» **Goal of the exercise**:
Find every line of the records that has "JSON" and return it.

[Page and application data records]
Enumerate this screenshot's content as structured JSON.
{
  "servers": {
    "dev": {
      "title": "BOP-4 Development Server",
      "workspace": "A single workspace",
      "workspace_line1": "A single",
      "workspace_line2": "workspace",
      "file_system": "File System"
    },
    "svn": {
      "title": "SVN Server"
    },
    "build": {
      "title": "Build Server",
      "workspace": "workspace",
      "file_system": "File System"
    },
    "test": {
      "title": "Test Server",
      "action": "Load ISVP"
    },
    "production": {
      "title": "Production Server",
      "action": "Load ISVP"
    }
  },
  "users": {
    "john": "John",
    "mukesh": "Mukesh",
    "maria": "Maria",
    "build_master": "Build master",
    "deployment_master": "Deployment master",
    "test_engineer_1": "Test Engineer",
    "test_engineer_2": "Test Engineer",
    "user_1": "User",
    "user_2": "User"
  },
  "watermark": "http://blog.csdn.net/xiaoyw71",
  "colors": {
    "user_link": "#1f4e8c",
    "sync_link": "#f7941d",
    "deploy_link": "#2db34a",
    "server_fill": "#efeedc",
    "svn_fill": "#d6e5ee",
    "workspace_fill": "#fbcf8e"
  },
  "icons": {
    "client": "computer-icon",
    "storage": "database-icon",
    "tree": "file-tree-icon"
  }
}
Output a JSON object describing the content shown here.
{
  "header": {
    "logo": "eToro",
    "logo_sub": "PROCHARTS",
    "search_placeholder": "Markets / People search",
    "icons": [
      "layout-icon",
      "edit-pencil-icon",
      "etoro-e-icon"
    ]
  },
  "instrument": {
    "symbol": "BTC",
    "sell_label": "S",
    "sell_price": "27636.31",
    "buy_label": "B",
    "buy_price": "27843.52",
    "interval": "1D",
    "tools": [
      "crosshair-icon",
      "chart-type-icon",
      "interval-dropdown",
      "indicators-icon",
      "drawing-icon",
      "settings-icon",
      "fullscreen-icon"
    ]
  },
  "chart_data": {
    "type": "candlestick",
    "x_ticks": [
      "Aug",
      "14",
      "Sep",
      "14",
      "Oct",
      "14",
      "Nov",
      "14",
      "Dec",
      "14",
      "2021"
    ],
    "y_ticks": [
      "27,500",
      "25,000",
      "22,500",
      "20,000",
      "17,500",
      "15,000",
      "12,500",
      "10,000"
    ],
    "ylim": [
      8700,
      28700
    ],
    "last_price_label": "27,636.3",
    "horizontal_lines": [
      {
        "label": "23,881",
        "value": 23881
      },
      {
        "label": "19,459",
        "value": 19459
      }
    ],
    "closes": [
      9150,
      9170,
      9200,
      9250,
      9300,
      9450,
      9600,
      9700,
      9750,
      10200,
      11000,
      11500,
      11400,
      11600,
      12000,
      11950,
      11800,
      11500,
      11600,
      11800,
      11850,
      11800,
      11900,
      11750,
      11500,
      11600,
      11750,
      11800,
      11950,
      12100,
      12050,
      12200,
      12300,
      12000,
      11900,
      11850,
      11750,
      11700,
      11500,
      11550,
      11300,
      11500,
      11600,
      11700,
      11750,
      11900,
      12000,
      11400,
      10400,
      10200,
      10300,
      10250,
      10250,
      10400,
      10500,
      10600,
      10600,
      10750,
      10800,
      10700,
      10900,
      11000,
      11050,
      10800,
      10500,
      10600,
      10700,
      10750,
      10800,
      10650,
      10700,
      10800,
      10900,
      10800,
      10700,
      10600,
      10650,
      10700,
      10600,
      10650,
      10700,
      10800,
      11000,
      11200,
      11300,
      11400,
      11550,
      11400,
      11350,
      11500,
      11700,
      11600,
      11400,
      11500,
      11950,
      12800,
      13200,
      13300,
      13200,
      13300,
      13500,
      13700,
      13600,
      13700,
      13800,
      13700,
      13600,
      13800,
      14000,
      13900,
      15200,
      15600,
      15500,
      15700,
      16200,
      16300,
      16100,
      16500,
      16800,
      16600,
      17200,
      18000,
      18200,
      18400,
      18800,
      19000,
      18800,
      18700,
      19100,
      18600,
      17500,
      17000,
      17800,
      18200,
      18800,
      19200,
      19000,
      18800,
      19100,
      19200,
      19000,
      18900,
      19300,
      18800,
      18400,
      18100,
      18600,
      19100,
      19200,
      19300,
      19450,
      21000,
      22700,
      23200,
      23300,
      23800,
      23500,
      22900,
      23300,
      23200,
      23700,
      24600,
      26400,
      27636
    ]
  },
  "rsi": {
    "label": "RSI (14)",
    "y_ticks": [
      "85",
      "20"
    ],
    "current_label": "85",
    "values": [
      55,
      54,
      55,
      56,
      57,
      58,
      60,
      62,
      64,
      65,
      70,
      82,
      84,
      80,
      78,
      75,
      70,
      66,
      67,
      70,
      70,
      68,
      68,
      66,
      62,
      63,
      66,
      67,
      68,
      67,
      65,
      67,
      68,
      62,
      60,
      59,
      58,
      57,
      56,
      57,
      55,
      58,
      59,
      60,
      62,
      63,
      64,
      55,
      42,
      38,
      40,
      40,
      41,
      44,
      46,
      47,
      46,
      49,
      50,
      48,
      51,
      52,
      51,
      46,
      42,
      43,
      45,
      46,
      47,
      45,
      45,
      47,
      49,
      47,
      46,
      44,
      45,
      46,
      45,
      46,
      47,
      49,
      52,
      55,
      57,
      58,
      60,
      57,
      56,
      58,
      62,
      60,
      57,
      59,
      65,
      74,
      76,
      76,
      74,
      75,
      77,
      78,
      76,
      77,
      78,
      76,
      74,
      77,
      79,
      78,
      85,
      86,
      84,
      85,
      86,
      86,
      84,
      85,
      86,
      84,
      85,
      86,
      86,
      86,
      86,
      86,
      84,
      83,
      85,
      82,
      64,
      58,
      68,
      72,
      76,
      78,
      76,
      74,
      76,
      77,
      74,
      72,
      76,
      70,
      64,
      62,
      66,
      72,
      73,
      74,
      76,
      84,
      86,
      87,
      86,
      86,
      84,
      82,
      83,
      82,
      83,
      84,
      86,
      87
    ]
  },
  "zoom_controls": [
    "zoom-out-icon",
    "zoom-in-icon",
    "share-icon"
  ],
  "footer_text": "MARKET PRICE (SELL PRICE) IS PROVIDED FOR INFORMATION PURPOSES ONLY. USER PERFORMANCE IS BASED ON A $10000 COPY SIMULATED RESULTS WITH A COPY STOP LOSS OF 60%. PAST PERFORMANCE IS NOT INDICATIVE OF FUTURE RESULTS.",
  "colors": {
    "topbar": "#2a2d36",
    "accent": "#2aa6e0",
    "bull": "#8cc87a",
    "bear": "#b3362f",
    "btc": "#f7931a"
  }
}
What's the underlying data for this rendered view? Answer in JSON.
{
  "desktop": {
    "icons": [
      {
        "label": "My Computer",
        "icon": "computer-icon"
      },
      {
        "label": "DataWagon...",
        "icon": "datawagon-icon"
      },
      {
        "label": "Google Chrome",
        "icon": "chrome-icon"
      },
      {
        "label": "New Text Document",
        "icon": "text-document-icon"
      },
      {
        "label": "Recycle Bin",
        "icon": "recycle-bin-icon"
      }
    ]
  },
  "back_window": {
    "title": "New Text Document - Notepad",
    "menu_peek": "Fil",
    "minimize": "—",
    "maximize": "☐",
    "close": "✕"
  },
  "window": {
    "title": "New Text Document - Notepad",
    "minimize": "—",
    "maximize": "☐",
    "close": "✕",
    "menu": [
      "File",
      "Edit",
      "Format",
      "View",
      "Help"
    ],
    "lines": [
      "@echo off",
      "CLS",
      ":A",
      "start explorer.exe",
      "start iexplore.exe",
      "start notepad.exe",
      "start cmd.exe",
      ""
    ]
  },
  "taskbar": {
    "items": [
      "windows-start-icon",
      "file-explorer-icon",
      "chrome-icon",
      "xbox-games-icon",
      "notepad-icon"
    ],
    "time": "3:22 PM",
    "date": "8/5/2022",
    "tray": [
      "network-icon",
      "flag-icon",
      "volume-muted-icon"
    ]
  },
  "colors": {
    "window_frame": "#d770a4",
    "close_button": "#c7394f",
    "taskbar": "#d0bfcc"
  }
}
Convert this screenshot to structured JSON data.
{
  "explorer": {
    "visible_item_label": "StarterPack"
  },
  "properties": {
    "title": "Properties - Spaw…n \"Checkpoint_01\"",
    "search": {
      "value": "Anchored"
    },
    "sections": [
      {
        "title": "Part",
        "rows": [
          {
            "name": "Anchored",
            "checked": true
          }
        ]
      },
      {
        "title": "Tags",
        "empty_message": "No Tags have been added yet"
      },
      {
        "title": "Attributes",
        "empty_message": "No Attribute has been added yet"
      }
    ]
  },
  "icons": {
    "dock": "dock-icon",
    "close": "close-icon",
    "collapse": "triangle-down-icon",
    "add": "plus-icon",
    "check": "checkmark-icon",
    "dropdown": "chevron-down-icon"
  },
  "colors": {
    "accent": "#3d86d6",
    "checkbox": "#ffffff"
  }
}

» **Final answer**:
Enumerate this screenshot's content as structured JSON.
Output a JSON object describing the content shown here.
What's the underlying data for this rendered view? Answer in JSON.
Convert this screenshot to structured JSON data.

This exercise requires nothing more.